Remembering

It became very apparent when I first met my husband that we had very different upbringings from each other. I grew up in peaceful middle-class New Zealand where the greatest hardship I suffered was not having steak for a few months when my Dad didn’t have a job. My husband grew up in Hoxha’s Albania. Enver Hoxha’s Communist regime was the harshest in Europe. The country completely cut itself off from the outside world (becoming the North Korea of Europe), even falling out with Russia and China. Albanians struggled through decades of poverty and starvation, finally emerging from the regime in 1992.

So you can imagine our childhood stories differ somewhat!

I love hearing hubby’s stories. I have been to many of the places he talks about but even so I have no way of understanding the way he describes life, and the conditions he grew up with. It all seems like something out of a movie.

He describes midnight escapades with his father and brothers to the neighbouring army base. Using roast chicken, wine and raki to bribe the soldiers to turn their backs while they took much-needed timber and supplies for the farm.

The first time he tried chocolate he was eight years old. A family friend gave him a large bar of chocolate. It was like gold. He had a small taste then nursed the chocolate in his shirt pocket on the long walk back to the farm. By the time he got home to share the chocolate with his brothers it was melted mush.

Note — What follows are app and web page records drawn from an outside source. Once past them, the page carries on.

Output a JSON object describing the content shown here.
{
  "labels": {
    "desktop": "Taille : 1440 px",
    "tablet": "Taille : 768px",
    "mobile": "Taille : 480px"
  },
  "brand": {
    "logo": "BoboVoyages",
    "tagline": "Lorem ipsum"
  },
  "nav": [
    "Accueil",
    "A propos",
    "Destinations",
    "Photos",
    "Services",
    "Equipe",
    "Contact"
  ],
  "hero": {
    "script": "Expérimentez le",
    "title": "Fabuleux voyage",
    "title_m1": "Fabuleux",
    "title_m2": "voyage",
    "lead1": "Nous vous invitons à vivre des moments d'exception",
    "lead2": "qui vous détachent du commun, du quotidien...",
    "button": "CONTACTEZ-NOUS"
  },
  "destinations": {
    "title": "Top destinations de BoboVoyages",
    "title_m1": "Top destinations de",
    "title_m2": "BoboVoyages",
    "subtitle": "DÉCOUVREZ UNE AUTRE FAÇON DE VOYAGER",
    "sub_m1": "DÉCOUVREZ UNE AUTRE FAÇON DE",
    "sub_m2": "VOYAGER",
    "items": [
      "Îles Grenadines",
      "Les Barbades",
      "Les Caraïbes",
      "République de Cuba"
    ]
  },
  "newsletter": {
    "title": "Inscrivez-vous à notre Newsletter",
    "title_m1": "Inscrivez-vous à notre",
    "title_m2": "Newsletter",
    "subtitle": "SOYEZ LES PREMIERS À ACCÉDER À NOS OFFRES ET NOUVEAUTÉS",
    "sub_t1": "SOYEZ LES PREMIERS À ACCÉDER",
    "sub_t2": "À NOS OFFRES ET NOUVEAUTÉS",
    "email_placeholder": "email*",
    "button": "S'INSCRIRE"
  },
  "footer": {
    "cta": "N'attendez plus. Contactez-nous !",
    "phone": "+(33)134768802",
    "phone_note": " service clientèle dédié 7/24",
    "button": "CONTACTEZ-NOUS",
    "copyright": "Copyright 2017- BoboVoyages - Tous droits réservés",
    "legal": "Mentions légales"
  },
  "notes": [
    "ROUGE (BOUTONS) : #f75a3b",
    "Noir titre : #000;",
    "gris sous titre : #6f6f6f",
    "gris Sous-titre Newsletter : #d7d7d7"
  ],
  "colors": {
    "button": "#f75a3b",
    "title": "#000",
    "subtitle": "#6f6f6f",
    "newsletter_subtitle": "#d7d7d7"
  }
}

He tells me stories about what he was required to learn at school – about the wealth and happiness of Hoxha’s regime and corrupt, abject poverty of the West (apparently on the news each night they would report how many people had apparently died of starvation in America that day). How he would bribe teachers with promises of raki in order to help his friends pass the class.

Each family only had a small area of land to grow crops for themselves and everything else produced by the farm was collected by the State for distribution. Once, his father ended up in court because his mischievous sons had cut into dozens of the State’s watermelons looking for ripe ones to snack on. The town rallied round and convinced the local Communist party member that it had in fact been wolves who had cut square holes into the bottom of the watermelons, thereby ruining the crop! My father in law got away with it. But the State ended up fining the local party member for being so stupid to believe the ruse.

The stories are often funny and portray a time when people were part of close-knit families and strong communities who looked out for each other and helped each other survive.

But there is a lot left unsaid. The story-telling sessions always end with my husband sighing deeply: ‘People were starving. It was so bad it’s not worth remembering.’